A: Right. And then, I talked to the store owner who runs a store called the Brown Derby across the street from Cohen College Prep. He said that that happens a lot—they’ll be groups of kids.
M: But it doesn’t count as a suspension if I don’t write it up.
And still another conversational turn:
M: So, let me see if I am understanding this dynamic: The poorest black folk could not come back.
M: Because they didn’t have projects to live in, and they couldn’t afford the housing.
M: But those who could afford to come back are making less money.
A: That’s right.
M: Okay. Is it because the city is becoming a white transplant city?
A: It is. It is. And if you go look at City Hall and any of these [governmental] places, the majority of the people in managerial/supervisory positions are 30.
M: Is that because New Orleans didn’t have the people come back to fill those positions?
A: No, that’s, and see, that’s another myth that’s been perpetuated because I know so many people just that I know personally who have masters degrees and PhDs [and] who are in this city (New Orleans) actively looking for work. I know at least two PhDs right now who do not have a job. There are a lot of people with higher-level degrees.
M: And when you say, “two PhDs,” you’re talking native New Orleaneans? Black, native New Orleaneans?
A: Yes. Black, native New Orleaneans with PhDs. And a third one I know, he’s working at the library.
M: So, underutilized talent?
A: Underutilized, underemployed. Underemployed. We have brilliant people who are wonderful at what they do, and they’re not even looked at. And I know for a fact, some of these positions have been recruiting people—but they recruit people up North. They do not recruit people down South.
M: Those who are running schools or running programs here (New Orleans) are recruiting from their own, so to speak? From up North?
A: Right. From up North. And, so you have, and Teach for America is another big one because they bring in people down to teach in the schools, but that is just a stepping stone to other positions. Because most of them…
M: So, they stay, and the go work at City Hall, in other jobs?
A: Right. Most of them do not stay in teaching. And they know that.
A final word:
M: Is there anything about the RSD that is successful?
A: Um, they’re successful in colonizing our city. They did—successfully. And, all it was, was—and I quote this from Hannah, who is a successful graduate from the Teach for America program—that this is only new-age colonization, you know. And I’m like yes, this has been done before. They had done it with Native Americans. They came to tame the savages. That’s it. …

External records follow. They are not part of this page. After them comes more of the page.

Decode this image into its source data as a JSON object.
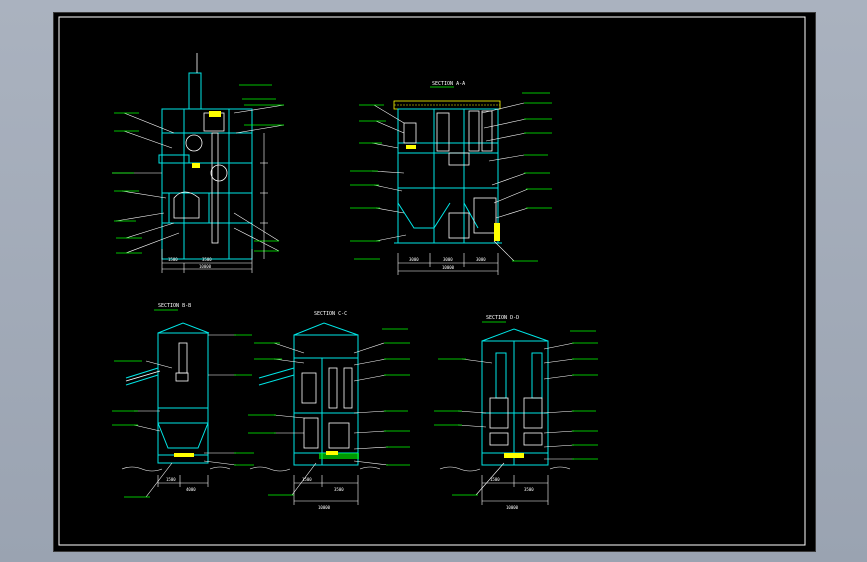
{
  "drawing": {
    "colors": {
      "background": "#000000",
      "frame": "#ffffff",
      "structure": "#00e6e6",
      "equipment": "#ffffff",
      "leader": "#ffffff",
      "tag_line": "#00ff00",
      "highlight": "#ffff00",
      "dimension": "#ffffff",
      "accent": "#ff3030"
    },
    "views": [
      {
        "id": "elevation-1",
        "title": ""
      },
      {
        "id": "section-a-a",
        "title": "SECTION A-A"
      },
      {
        "id": "section-b-b",
        "title": "SECTION B-B"
      },
      {
        "id": "section-c-c",
        "title": "SECTION C-C"
      },
      {
        "id": "section-d-d",
        "title": "SECTION D-D"
      }
    ],
    "dimensions": {
      "elevation_1_bottom": [
        "1500",
        "3500",
        "10000"
      ],
      "section_a_bottom": [
        "3000",
        "3000",
        "3000",
        "10000"
      ],
      "section_b_bottom": [
        "1500",
        "4000"
      ],
      "section_c_bottom": [
        "1500",
        "3500",
        "10000"
      ],
      "section_d_bottom": [
        "1500",
        "3500",
        "10000"
      ]
    }
  }
}
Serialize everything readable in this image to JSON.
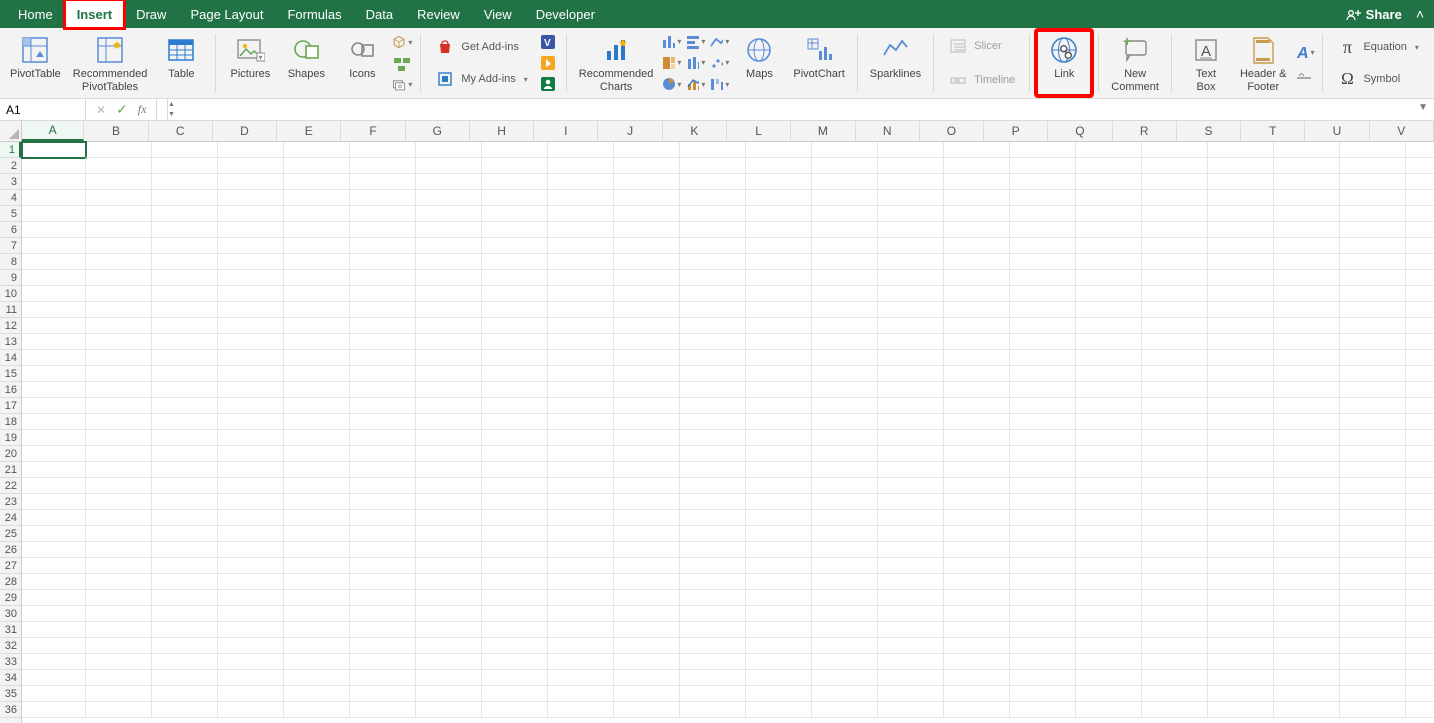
{
  "tabs": {
    "items": [
      "Home",
      "Insert",
      "Draw",
      "Page Layout",
      "Formulas",
      "Data",
      "Review",
      "View",
      "Developer"
    ],
    "active": "Insert",
    "share_label": "Share"
  },
  "ribbon": {
    "pivot_table": "PivotTable",
    "recommended_pivot": "Recommended\nPivotTables",
    "table": "Table",
    "pictures": "Pictures",
    "shapes": "Shapes",
    "icons": "Icons",
    "get_addins": "Get Add-ins",
    "my_addins": "My Add-ins",
    "recommended_charts": "Recommended\nCharts",
    "maps": "Maps",
    "pivot_chart": "PivotChart",
    "sparklines": "Sparklines",
    "slicer": "Slicer",
    "timeline": "Timeline",
    "link": "Link",
    "new_comment": "New\nComment",
    "text_box": "Text\nBox",
    "header_footer": "Header &\nFooter",
    "equation": "Equation",
    "symbol": "Symbol"
  },
  "fx": {
    "name_box_value": "A1",
    "fx_label": "fx"
  },
  "grid": {
    "columns": [
      "A",
      "B",
      "C",
      "D",
      "E",
      "F",
      "G",
      "H",
      "I",
      "J",
      "K",
      "L",
      "M",
      "N",
      "O",
      "P",
      "Q",
      "R",
      "S",
      "T",
      "U",
      "V"
    ],
    "row_count": 36,
    "active_cell": "A1"
  }
}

Our entire 27-page exchange is well worth the read, especially if you live in a city that considers New Orleans a model to be emulated.